CHEYENNE - As the weather changes, many big game animals leave their summer and fall ranges to head for traditional wintering areas.
Some animals move significant distances while others only move a few miles, but regardless of the distance, migration does occur every year and the migration routes often lead animals into conflict with motorists as they cross numerous highways on the way to their wintering areas. In addition, big game animals are often drawn to areas along roadways to seek the better forage that has resulted from more moisture due to road runoff and little use from other animals.
Areas where road construction has taken place are also attractive to wildlife as they congregate in newly seeded areas where groundcover seeding has taken place. Straw is often used to facilitate seed germination and the combination of straw and new sprouts is attractive to big game animals.
Wildlife may be next to roads at any time during the year, and motorists are urged to be on the lookout at all times, but it is the winter that is the most hazardous for both wildlife and motorists. Animals may be on the move at any time of day, but it is nighttime when animals are most active. Not coincidentally, that is the time when many collisions occur. With daylight savings time no longer in effect, people are often driving home at dusk when visibility is poor and animals are moving.
The best preventative for wildlife collisions is slowing down. Reducing speed and maintaining a constant lookout for animals is the best remedy to avoid collisions.
Game and Fish advises motorists to be aware of roadside surroundings and when animals are seen near highways, drivers should not assume they will stay put until the coast is clear.
Many wildlife collisions can be prevented by following a few simple steps:
• Slow down.
• Expect wildlife on roads.
• Scan the sides of the roads for wildlife.
• Stay alert while driving at dusk, dawn and at night and be prepared to stop.
• At night, travel at a speed that will allow you to stop in time if an animal comes into your headlights.
• If you see one elk, deer, or antelope by the road, there are likely more nearby.
• If an animal is on the road, expect the unexpected. They do not instinctively know how to react to your car.
• If you encounter deer crossing the road after dark, switch your head lights to low beam so that the deer are not blinded and will move out of your way.
• Give the animal time and room to move off the road. Do not try to out-run it.
• If you see a wildlife-crossing sign, pay attention. It is there for a reason.
• Do not swerve to miss an animal. Steer towards the animal's hindquarters, as they often will move forward.
Nationally, more than150 people are killed and 29,000 injured each year in animal vehicle collisions.
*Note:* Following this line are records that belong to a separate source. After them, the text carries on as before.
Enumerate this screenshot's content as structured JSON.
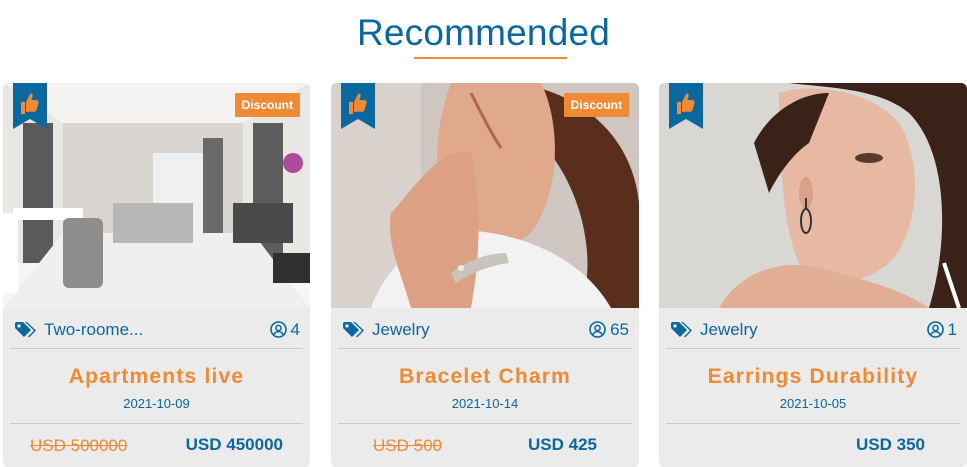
{
  "section": {
    "title": "Recommended"
  },
  "cards": [
    {
      "category": "Two-roome...",
      "views": "4",
      "title": "Apartments live",
      "date": "2021-10-09",
      "old_price": "USD 500000",
      "new_price": "USD 450000",
      "badge": "Discount",
      "image_subject": "apartment-living-room-photo"
    },
    {
      "category": "Jewelry",
      "views": "65",
      "title": "Bracelet Charm",
      "date": "2021-10-14",
      "old_price": "USD 500",
      "new_price": "USD 425",
      "badge": "Discount",
      "image_subject": "woman-wearing-bracelet-photo"
    },
    {
      "category": "Jewelry",
      "views": "1",
      "title": "Earrings Durability",
      "date": "2021-10-05",
      "new_price": "USD 350",
      "image_subject": "woman-wearing-earrings-photo"
    }
  ],
  "colors": {
    "primary": "#0b67a0",
    "accent": "#f08a34",
    "card_bg": "#ebebeb"
  },
  "icons": {
    "ribbon": "thumbs-up-ribbon-icon",
    "category": "tag-icon",
    "views": "user-circle-icon"
  }
}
If you see an injured deer, call the nearest Game and Fish office with specific information about the location (road, mile-marker, etc.)
(Contact: Al Langston (307) 777-4540)